So he took a stick, broke them, and put the stick in the hand of the largest. When his father returned he demanded, ‘What have you done to them?’ ‘I cannot conceal it from you,’ he rejoined. ‘A woman came with a plateful of fine meal and requested me to offer it to them. One claimed, " I must eat first," while another claimed, " I must eat first." Thereupon the largest arose, took the stick, and broke them.’ ‘Why do you make sport of me,’ he cried out; ‘have they then any knowledge!’ ‘Should not your ears listen to what your mouth is saying,’ he retorted.
Thereupon he seized him and delivered him to Nimrod. ‘Let us worship the fire!’ he [Nimrod] proposed. ' Let us rather worship water, which extinguishes the fire,’ replied he. ' Then let us worship water! ' ' Let us rather worship the clouds which bear the water. ' ' Then let us worship the clouds! ' ' Let us rather worship the winds which disperse the clouds.’ ' Then let us worship the wind!’ ' Let us rather worship human beings, who withstand the wind.’ ‘You are just bandying words,’ he exclaimed; ‘we will worship nought but the fire.
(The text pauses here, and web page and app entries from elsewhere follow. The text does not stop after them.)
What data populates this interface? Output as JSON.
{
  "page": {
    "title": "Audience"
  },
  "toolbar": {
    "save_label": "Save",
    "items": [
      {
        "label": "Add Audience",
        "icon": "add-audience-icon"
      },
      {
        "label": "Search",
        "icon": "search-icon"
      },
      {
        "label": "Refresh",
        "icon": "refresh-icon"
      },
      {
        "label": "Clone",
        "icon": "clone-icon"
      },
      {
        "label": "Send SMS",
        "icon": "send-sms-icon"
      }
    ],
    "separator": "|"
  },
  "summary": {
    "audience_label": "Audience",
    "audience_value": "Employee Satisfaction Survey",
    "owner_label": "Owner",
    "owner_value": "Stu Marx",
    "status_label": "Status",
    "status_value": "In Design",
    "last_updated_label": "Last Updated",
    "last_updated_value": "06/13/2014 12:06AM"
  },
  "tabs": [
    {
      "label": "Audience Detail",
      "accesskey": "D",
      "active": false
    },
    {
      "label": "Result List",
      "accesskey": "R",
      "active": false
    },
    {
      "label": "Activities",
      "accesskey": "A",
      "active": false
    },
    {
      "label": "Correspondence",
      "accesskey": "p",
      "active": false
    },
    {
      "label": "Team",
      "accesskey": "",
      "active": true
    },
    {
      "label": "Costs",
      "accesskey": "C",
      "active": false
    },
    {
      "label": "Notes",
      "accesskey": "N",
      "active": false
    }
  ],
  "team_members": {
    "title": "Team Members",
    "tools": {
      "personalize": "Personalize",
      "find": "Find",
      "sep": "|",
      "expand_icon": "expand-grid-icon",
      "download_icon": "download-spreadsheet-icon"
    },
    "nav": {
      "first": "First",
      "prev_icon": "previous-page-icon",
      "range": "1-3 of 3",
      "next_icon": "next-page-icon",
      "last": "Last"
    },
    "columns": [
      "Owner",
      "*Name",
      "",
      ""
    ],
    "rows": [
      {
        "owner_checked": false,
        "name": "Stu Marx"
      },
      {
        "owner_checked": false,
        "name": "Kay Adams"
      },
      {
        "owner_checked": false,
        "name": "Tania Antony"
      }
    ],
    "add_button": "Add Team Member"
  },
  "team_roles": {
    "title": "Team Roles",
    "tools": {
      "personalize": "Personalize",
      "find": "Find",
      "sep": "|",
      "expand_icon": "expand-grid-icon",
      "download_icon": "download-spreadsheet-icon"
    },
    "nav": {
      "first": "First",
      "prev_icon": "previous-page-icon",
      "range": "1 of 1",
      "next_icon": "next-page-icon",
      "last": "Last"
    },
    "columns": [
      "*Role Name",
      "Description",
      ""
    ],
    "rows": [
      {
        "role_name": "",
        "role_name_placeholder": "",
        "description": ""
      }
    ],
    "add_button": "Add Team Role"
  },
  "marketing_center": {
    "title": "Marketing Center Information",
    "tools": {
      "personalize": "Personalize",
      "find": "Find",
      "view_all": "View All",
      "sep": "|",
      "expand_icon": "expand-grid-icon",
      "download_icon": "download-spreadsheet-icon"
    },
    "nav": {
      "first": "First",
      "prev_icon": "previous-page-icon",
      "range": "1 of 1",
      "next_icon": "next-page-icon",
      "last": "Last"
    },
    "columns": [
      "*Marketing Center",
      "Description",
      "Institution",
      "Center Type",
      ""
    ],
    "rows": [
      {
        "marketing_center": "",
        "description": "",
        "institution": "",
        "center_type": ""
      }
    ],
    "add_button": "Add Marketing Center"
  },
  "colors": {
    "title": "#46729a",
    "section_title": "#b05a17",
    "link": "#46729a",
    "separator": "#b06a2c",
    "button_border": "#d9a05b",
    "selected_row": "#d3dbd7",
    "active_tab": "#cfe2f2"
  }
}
Behold, I will cast you into it, and let your God whom you adore come and save you from it.’
2) Sarah Triumphs
Sister Act (Entering Egypt)
Whip Angel Defends Sarah from Pharaoh
Genesis 12: 1 - 20
Midrash Rabbah on Genesis 12:11-14
…Where was Sarah? He had put her in a box and locked her in it. When he came to the customs-house, he (the customs officer) demanded, ‘Pay the custom dues.’ ‘I will pay,’ he replied. ‘ You carry garments in that box,’ said he. ‘ I will pay duties on garments.’ ‘ You are carrying precious stones.’ ‘ I will pay on precious stones.’ It is imperative that you open it and we see what it contains, he insisted. As soon as he opened it the land of Egypt was irradiated with her lustre (beauty).
Midrash Rabbah on Genesis 12:15-17
It is BECAUSE OF SARAI ABRAM'S WIFE.’ R. Berekiah said: Because he dared to approach the shoe of that lady. And the whole of that night Sarah lay prostrate on her face, crying, ' Sovereign of the Universe! Abraham went forth [from his land] on Thine assurance, and I went forth with faith; Abraham is without this prison while I am within!” Said the Holy One, blessed be He, to her ‘Whatever I do, I do for thy sake, and all will say, " It is BECAUSE OF SARAI ABRAM'S WIFE.’" R. Berekiah said: Because he dared to approach the shoe of that lady.3
R. Levi said: The whole of that night an angel stood with a whip in his hand; when she ordered, ' Strike,’ he struck, and when she ordered, ‘Desist,’ he desisted. And why such severity? Because she told him [Pharaoh], ’ I am a married woman,’ yet he would not leave her. R. Leazar said (the same was also taught in the name of R. Liezer b. Jacob): We know that Pharaoh was smitten with leprosy and Abimelech with the closing up [of the orifices]: how do we know that what is said here is to be applied there, and vice versa? Because ’for the sake of’ occurs in both places, that an analogy may be drawn.
Genesis 20: 1 - 18
3) Sarah Despairs
Abraham Taking Hagar
Genesis 16: 1 - 16
4) Sarah Laughs
Genesis 18: 1 - 16
5) Sarah Triumphs
Hagar is Expelled / Hagar and Ishmael are Expelled
Genesis 16: 5 - 16
Ramban’s Commentary on 16:6
“And Sarah dealt harshly with her, and she fled from before her face.”
Our mother did transgress by this affliction, and Abraham also by his permitting her to do so. And so, God heard her [Hagar’s] affliction and gave her a son who would be a wild ass of a man, to afflict the seed of Abraham and Sarah with all kinds of afflictions.
Genesis 21: 9 - 21
6) Sarah Abandoned
Abraham Hears God
Genesis 22: 1 - 24
7) Abraham’s Loss
Genesis 23: 1 -4
8) Sarah’s Legacy
Abraham Returns to Hagar
Genesis 24: 58 - 67
Genesis 25: 1 -10
Rashi’s Commentary: This is Hagar, but she is called Keturah because her deeds were as beautiful as incense and because she bound up her entrance in that she did not have relations with any man from the day she separated from Abraham.